For instance, Justice Ranganath Mishra was appointed by Rajiv Gandhi to look into the anti-Sikh riots in the aftermath of Indira Gandhi’s death in 1984. Not a single political leader from the ruling party was charged. Subsequently, Justice Mishra became a Congress MP in the Rajya Sabha.
Hence, during a time when the judiciary is wielded as a tool to execute and implement the whims and fancies of the government, as Justice Ranjan Gogoi said “even independent journalists and noisy judges are needed to defend democracy” but how could they do it without dealing with the discriminatory structure that the judicial system itself is constructed upon?
While the press meet of the four Supreme Court judges was celebrated as a historic event and they were called saviours of democracy, the same celebratory treatment wasn’t accorded to Justice CS Karnan, who was the first person to highlight the problem of corruption in the higher judiciary. He was also the first high court judge to complain to the National Commission of Scheduled Castes in 2011 against the caste-based discrimination on and off a courtroom. Karnan complained that he was discriminated against on the basis of his caste at several get-togethers, such as full court meetings, high teas, and dinners.
While sitting at the Madras High Court, Justice Karnan wrote three letters citing "caste bias" in the collegium system of judges' selection, protesting non-allocation of a significant portfolio to him and demanding a special audit of the high court accounts. He said that he was proceeding on a long leave to protest against the "dummy portfolio" of cases allocated to him. He called the collegium system of appointing judges a "doubtful system that promoted only upper caste candidates’'.
Having started an open battle with the highest court in the country, the very same Supreme Court jailed and ordered him to undergo psychological and mental stability tests. The noisy Dalit judge who struggled for equality among judges was labelled as a nuisance, by the fraternity of judges and society alike.
The real problem lies at the bottom of the system. India has a homogenous, casteist, and patriarchal judicial system that is stubborn to restrict persons belonging to marginalised communities from entering into the higher judicial positions and getting elevated to the Supreme Court of India.
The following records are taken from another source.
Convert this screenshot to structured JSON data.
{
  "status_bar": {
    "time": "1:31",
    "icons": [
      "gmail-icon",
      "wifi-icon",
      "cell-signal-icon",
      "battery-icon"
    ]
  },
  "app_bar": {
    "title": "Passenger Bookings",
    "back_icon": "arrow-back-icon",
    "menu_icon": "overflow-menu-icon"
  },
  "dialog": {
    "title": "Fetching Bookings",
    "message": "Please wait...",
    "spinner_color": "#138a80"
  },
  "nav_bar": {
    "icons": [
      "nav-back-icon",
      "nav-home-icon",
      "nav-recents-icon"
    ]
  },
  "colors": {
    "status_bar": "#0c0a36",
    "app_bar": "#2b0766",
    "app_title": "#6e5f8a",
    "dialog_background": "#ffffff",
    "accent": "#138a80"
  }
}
Indian jurist and senior advocate Fali Nariman in his interview (2006) during the release of his book India’s Legal System stated that “former law minister P Shiv Shankar, a Dalit, told me that as policy, in some states, if two justices have to be sworn in on the same day, the guy from the preferred community is sworn in first, so that the guy from the non-preferred community doesn’t supersede him in becoming chief justice”. This is evident from the fact that there is no Dalit judge and only one woman judge in the Supreme Court of India. How can we expect fairness from a system which is flawed from within?
In these circumstances, undoubtedly everyone should agree with Justice Gogoi that “not a reform but a revolution is what it (the judiciary) needs, to be able to meet the challenges on the ground and to keep this institution serviceable for a common man and relevant for the nation”.
The author practices law in the Supreme Court of India
Updated Date: Jul 14, 2018 15:46 PM